Work instruction → In the data, find each line where the word "brand" appears and list that line.

Records from a data source →
==================================================
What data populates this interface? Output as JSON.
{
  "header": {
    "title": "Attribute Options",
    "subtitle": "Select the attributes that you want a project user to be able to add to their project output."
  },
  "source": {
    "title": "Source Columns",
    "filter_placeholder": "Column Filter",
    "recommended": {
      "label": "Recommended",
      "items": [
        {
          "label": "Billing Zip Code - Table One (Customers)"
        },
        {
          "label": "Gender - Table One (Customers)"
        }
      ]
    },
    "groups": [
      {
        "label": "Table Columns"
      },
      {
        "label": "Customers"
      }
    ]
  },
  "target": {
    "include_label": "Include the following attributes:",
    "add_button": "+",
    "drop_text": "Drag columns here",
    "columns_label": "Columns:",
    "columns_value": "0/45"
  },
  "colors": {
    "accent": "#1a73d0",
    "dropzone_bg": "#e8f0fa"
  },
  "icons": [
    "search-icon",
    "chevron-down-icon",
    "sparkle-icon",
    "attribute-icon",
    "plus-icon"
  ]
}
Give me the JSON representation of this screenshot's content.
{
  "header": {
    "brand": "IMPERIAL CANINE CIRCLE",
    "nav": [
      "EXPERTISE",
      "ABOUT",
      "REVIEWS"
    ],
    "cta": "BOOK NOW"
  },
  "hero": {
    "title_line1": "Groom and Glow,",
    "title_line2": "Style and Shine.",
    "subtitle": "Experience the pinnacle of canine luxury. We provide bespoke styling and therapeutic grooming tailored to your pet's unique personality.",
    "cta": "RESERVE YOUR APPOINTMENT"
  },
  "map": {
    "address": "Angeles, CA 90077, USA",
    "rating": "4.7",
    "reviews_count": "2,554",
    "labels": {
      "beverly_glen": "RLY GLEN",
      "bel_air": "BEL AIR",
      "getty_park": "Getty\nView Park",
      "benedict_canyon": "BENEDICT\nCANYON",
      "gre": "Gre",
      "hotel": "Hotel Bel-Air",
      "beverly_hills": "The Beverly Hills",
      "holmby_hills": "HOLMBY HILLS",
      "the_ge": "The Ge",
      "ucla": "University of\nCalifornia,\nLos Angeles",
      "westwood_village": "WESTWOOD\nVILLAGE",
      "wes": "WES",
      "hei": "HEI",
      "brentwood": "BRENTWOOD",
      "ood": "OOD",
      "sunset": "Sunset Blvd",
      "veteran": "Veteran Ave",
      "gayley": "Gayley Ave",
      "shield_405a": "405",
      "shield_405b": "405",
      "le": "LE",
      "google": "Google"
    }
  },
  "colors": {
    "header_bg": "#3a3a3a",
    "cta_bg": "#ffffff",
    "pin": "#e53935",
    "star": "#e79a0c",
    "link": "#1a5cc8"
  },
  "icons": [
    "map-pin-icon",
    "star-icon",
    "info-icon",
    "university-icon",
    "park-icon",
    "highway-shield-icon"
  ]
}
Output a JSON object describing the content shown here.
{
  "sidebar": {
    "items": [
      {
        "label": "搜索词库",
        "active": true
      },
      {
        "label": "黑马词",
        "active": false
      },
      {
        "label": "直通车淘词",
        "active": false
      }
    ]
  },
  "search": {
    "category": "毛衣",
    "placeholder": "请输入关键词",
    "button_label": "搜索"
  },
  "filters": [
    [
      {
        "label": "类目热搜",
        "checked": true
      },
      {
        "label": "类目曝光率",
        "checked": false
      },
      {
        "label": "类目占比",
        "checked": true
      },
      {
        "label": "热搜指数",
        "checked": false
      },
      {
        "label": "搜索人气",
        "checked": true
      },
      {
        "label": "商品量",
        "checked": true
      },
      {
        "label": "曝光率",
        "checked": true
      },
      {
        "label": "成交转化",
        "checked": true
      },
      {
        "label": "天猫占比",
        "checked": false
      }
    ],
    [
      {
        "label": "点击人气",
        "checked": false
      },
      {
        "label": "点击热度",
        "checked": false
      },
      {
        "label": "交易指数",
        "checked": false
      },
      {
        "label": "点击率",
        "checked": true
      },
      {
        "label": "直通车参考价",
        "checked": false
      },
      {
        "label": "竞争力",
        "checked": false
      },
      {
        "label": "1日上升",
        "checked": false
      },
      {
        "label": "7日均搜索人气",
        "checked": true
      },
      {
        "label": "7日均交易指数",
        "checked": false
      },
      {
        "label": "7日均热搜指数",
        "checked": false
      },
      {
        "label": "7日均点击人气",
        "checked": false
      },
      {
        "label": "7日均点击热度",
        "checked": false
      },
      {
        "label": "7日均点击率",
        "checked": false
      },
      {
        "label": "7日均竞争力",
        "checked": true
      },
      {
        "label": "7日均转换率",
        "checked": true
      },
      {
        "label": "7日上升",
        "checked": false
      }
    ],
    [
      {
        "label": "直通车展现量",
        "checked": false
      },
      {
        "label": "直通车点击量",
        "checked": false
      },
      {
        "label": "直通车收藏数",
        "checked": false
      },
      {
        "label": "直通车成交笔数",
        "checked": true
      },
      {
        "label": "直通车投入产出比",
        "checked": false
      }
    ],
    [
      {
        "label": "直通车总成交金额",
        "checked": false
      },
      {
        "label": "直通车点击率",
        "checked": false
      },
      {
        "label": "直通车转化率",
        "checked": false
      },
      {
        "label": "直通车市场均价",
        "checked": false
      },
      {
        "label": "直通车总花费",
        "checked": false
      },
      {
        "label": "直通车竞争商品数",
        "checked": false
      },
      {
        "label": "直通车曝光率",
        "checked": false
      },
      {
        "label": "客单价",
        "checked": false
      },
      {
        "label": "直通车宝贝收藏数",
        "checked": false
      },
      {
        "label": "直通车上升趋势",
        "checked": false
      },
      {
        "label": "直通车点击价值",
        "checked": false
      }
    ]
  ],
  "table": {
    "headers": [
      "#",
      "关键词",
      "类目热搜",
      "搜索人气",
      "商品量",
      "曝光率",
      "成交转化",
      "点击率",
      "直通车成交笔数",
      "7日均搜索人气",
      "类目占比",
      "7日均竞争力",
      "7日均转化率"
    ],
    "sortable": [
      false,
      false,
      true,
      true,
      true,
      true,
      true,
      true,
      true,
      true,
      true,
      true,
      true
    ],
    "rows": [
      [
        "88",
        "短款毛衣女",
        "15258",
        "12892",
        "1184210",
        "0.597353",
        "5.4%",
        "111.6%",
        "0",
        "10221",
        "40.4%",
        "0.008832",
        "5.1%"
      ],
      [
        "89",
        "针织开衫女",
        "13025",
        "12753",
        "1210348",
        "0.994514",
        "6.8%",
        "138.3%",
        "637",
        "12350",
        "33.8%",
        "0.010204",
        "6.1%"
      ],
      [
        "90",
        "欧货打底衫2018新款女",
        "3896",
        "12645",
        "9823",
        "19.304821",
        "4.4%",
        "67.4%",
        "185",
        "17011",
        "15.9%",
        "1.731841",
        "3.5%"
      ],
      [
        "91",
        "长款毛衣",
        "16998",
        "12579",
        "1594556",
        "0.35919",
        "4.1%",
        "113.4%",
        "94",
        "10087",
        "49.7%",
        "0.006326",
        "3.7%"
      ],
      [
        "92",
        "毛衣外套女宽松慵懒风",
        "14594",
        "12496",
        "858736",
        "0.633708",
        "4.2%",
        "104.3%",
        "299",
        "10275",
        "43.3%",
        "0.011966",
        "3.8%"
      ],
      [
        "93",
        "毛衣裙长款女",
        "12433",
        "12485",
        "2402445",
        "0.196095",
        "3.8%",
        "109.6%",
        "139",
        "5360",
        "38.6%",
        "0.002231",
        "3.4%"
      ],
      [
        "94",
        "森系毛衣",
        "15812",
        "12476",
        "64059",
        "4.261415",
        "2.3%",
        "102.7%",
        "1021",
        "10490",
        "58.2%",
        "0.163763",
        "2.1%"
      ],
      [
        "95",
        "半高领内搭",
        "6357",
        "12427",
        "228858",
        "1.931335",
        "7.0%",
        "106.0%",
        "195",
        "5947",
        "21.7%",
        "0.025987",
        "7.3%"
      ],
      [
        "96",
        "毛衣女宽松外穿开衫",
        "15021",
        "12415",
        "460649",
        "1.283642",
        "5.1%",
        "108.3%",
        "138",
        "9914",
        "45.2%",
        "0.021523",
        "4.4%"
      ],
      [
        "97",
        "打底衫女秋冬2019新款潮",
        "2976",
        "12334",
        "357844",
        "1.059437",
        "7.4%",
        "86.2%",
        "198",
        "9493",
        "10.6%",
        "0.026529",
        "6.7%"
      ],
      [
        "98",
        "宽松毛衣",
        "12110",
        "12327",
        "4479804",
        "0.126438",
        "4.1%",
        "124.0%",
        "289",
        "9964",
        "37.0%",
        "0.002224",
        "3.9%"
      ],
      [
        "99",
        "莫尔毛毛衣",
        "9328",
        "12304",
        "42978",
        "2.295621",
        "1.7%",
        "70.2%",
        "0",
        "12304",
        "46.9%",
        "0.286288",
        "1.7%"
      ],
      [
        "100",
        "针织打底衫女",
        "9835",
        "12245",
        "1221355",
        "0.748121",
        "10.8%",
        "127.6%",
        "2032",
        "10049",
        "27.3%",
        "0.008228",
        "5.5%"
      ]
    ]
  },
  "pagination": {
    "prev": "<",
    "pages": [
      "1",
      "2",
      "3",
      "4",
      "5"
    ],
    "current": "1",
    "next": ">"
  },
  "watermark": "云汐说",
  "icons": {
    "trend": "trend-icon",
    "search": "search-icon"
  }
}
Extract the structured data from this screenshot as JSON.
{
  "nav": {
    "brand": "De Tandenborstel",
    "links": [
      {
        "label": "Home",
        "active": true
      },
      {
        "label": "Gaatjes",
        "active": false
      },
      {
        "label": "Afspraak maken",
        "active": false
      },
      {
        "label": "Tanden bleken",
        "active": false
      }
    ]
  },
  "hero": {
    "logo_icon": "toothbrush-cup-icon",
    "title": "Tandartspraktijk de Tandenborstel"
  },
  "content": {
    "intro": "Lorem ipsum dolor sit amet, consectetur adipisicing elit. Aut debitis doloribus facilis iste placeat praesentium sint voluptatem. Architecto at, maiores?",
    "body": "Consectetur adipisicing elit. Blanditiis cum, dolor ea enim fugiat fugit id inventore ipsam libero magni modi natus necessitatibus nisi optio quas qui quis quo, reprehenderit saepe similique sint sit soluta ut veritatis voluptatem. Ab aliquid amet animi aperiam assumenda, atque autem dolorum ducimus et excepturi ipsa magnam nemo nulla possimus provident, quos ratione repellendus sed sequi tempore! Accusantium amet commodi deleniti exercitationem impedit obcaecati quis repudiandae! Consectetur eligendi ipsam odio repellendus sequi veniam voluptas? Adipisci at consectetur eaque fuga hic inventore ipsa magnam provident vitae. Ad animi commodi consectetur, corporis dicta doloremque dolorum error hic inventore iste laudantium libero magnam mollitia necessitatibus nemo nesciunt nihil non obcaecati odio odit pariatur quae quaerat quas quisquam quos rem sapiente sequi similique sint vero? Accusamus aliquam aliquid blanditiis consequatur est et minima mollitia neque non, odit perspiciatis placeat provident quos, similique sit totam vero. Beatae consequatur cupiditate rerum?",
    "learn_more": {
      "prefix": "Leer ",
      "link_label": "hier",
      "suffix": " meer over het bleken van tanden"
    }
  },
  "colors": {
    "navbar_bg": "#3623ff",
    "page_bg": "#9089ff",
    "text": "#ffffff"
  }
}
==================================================
Response area →
    "brand": "IMPERIAL CANINE CIRCLE",
    "brand": "De Tandenborstel",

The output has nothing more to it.